* Your task
Look through the material below and copy every line containing the word "image".
*** Task data Section Begins ***
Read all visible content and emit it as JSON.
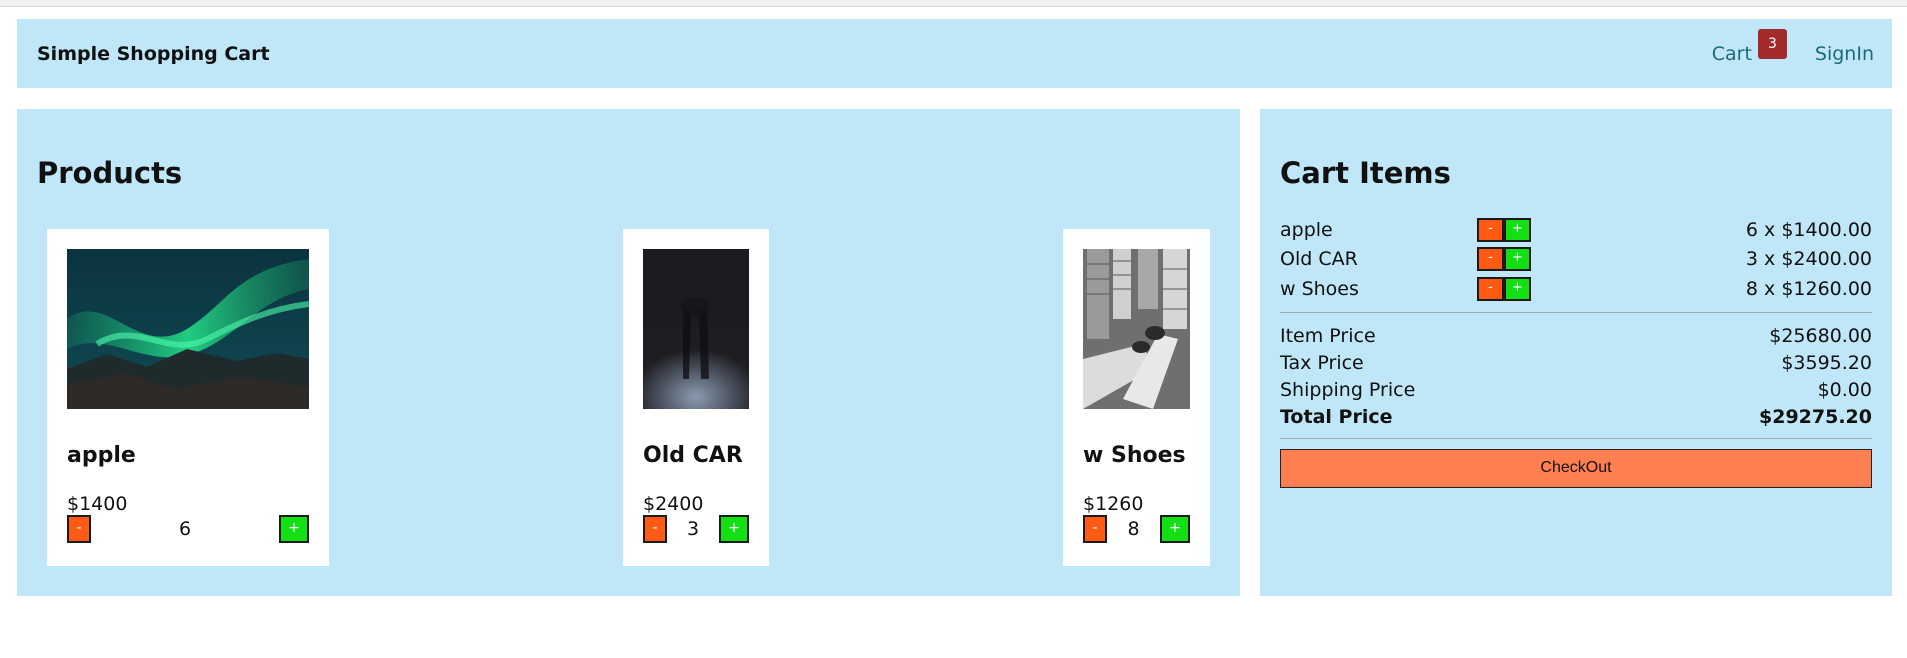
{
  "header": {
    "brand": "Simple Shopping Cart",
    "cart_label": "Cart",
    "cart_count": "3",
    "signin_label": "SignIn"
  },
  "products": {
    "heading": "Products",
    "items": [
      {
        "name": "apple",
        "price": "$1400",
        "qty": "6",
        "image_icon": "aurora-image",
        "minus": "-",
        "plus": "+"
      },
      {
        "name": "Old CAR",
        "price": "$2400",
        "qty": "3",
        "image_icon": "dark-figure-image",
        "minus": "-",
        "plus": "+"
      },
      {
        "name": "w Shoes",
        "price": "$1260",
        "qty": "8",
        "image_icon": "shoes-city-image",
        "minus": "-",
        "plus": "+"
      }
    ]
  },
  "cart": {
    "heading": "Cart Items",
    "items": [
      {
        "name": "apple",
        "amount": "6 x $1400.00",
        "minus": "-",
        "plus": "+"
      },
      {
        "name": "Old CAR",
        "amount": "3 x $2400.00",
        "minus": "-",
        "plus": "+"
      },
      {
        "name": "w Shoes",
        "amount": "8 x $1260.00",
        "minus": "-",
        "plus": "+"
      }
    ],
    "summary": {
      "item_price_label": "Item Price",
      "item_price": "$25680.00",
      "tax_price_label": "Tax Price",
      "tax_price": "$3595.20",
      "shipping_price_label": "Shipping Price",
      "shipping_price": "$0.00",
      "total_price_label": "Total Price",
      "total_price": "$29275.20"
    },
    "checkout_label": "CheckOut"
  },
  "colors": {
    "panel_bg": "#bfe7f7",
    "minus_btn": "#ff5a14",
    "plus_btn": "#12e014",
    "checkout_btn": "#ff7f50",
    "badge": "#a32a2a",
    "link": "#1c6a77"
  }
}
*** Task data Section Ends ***
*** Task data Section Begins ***
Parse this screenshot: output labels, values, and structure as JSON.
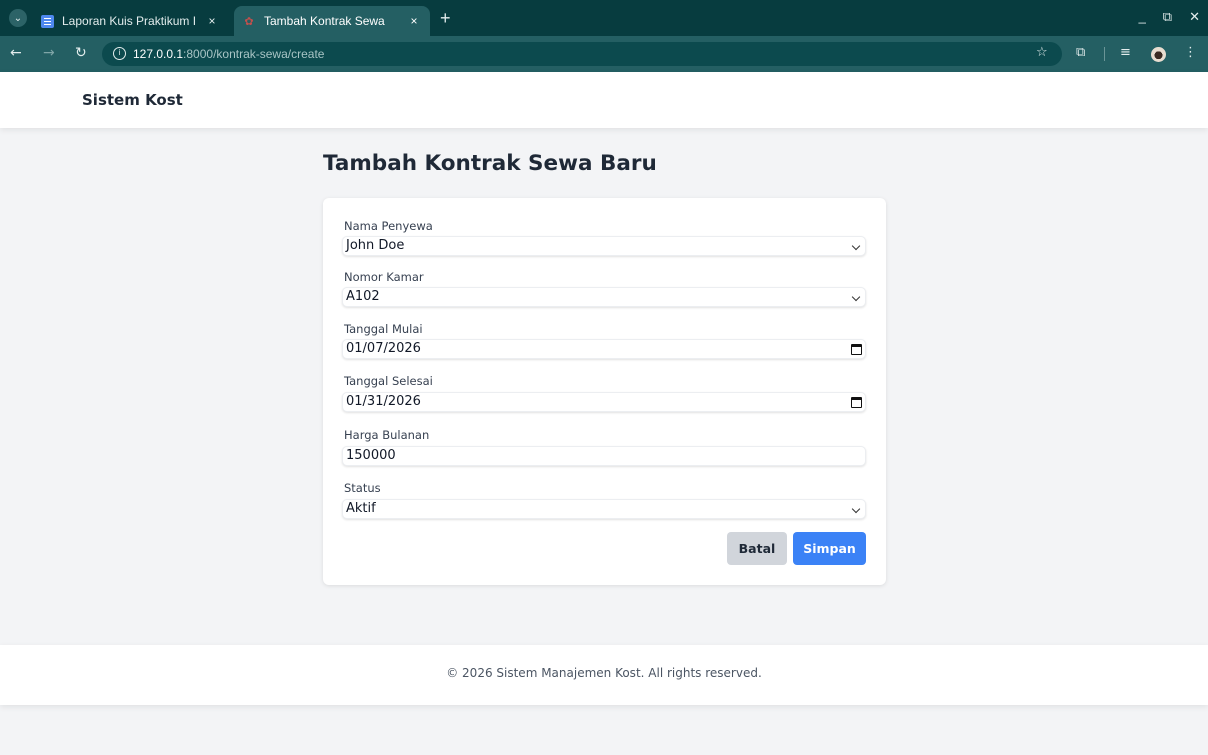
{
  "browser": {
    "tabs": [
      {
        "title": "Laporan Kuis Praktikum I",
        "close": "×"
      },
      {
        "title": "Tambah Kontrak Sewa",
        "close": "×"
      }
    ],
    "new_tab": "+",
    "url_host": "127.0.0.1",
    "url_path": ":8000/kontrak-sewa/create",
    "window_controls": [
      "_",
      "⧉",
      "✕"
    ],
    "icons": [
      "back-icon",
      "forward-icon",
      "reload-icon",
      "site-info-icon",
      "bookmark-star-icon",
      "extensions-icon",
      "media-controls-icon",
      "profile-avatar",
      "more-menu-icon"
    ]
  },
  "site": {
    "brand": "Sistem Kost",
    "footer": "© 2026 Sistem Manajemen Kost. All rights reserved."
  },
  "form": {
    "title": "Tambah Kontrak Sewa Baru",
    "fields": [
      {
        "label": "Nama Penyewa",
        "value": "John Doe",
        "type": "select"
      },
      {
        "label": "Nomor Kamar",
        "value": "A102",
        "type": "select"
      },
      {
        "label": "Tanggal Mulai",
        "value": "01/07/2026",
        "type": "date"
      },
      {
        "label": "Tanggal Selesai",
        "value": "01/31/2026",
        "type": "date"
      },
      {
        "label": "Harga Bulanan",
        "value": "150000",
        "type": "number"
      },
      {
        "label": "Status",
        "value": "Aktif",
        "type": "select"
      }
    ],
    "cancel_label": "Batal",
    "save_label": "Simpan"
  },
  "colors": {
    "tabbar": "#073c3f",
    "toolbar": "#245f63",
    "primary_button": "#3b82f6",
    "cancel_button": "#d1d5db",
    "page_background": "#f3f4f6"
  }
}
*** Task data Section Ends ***
* Exercise answer
        "image_icon": "aurora-image",
        "image_icon": "dark-figure-image",
        "image_icon": "shoes-city-image",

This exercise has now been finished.